Problem details -
Below are records. Return each one exactly as written.

[Excerpts from an interface dataset]
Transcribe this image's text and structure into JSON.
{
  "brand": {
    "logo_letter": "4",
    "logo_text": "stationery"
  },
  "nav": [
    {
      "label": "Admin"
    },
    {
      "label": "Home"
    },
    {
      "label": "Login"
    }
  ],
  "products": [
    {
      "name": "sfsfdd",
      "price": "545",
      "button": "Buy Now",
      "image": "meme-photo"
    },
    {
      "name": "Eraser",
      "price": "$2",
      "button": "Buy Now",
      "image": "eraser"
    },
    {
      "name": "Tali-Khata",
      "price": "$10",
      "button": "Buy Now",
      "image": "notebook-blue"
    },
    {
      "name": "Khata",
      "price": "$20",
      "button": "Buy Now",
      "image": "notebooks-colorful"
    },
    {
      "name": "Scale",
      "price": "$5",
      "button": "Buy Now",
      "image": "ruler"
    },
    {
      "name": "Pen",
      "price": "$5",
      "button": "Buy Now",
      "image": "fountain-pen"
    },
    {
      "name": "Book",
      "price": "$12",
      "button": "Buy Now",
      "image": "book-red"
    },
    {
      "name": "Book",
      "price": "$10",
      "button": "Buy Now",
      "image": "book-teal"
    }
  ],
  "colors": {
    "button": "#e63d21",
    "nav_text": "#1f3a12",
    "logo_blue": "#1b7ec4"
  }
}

Answer area -
Transcribe this image's text and structure into JSON.
{
  "brand": {
    "logo_letter": "4",
    "logo_text": "stationery"
  },
  "nav": [
    {
      "label": "Admin"
    },
    {
      "label": "Home"
    },
    {
      "label": "Login"
    }
  ],
  "products": [
    {
      "name": "sfsfdd",
      "price": "545",
      "button": "Buy Now",
      "image": "meme-photo"
    },
    {
      "name": "Eraser",
      "price": "$2",
      "button": "Buy Now",
      "image": "eraser"
    },
    {
      "name": "Tali-Khata",
      "price": "$10",
      "button": "Buy Now",
      "image": "notebook-blue"
    },
    {
      "name": "Khata",
      "price": "$20",
      "button": "Buy Now",
      "image": "notebooks-colorful"
    },
    {
      "name": "Scale",
      "price": "$5",
      "button": "Buy Now",
      "image": "ruler"
    },
    {
      "name": "Pen",
      "price": "$5",
      "button": "Buy Now",
      "image": "fountain-pen"
    },
    {
      "name": "Book",
      "price": "$12",
      "button": "Buy Now",
      "image": "book-red"
    },
    {
      "name": "Book",
      "price": "$10",
      "button": "Buy Now",
      "image": "book-teal"
    }
  ],
  "colors": {
    "button": "#e63d21",
    "nav_text": "#1f3a12",
    "logo_blue": "#1b7ec4"
  }
}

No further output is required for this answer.